This past week, on May 9, we welcomed some 50 seventh grade students from John Winthrop School in Bridgeport. For the second year in a row, students came to search for answers to the question “Who was victorious in the Battle of Ridgefield?” The students spent the day rotating among three stations, including the museum, where they watched scenes performed by costumed actors; the Garden House, where they examined original source documents; and the Carriage Barn, where they learned about a soldier’s life and got a hands-on lesson on treating disease and wounds on the battlefield.
Although a tactical victory for the British — after all, they vastly outnumbered the hastily assembled militia forces, easily demolished the barricade, and torched multiple houses, including Keeler’s Tavern — the Battle of Ridgefield turned out to be a strategic victory for the colonies seeking independence.

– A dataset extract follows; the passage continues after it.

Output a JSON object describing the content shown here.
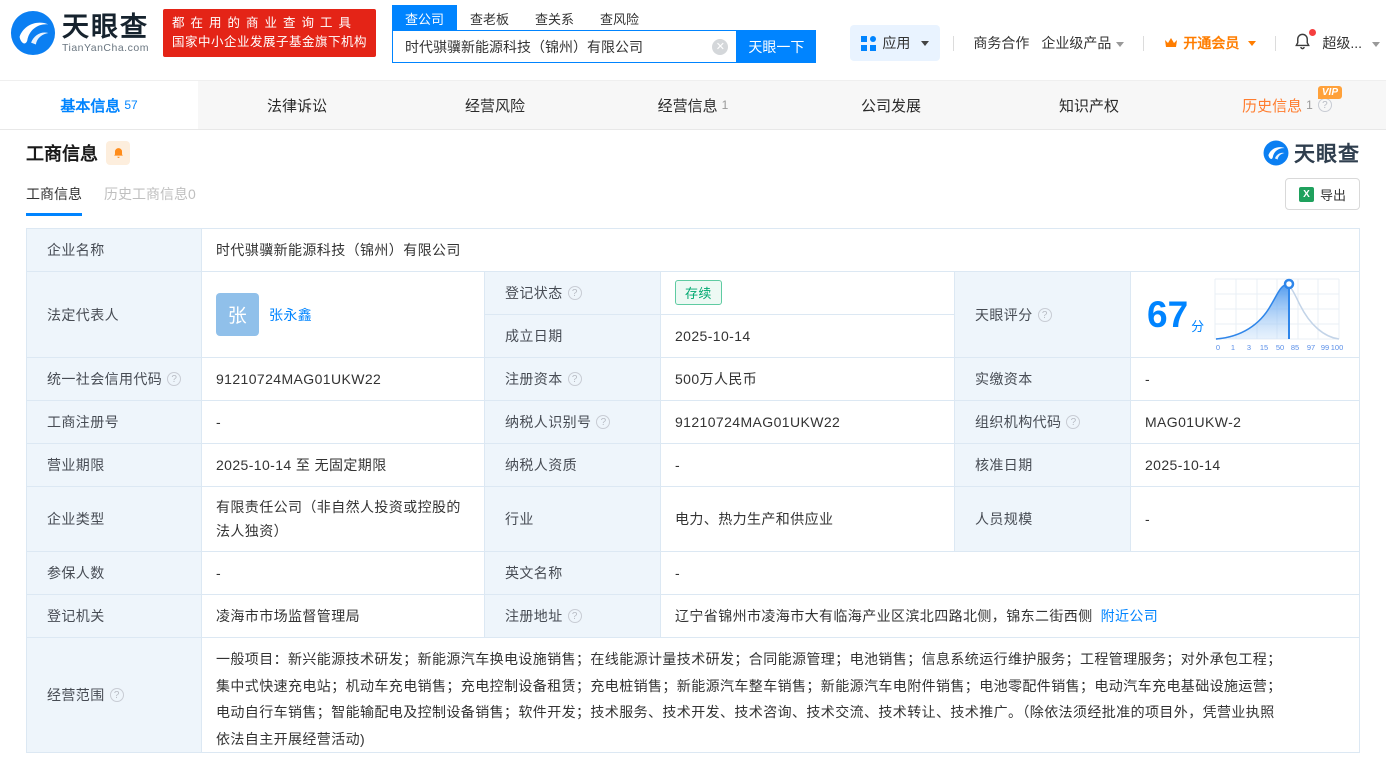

The British never again attempted to invade inland Connecticut and had to realize that these so-called rebels were a force to be reckoned with.
The goal of this full-day program was to use key source documents and narratives from the museum’s collection about the Battle of Ridgefield to teach students that oftentimes there are different perspectives on the same historic event, depending on who’s telling the story.
The success of the John Winthrop School’s visit was due, in part, to the generosity of KTHC’s supporters, whose donations allowed us to offer reduced fees and helped to cover the cost of busing, to ensure that all the students would have the opportunity to participate in the field trip.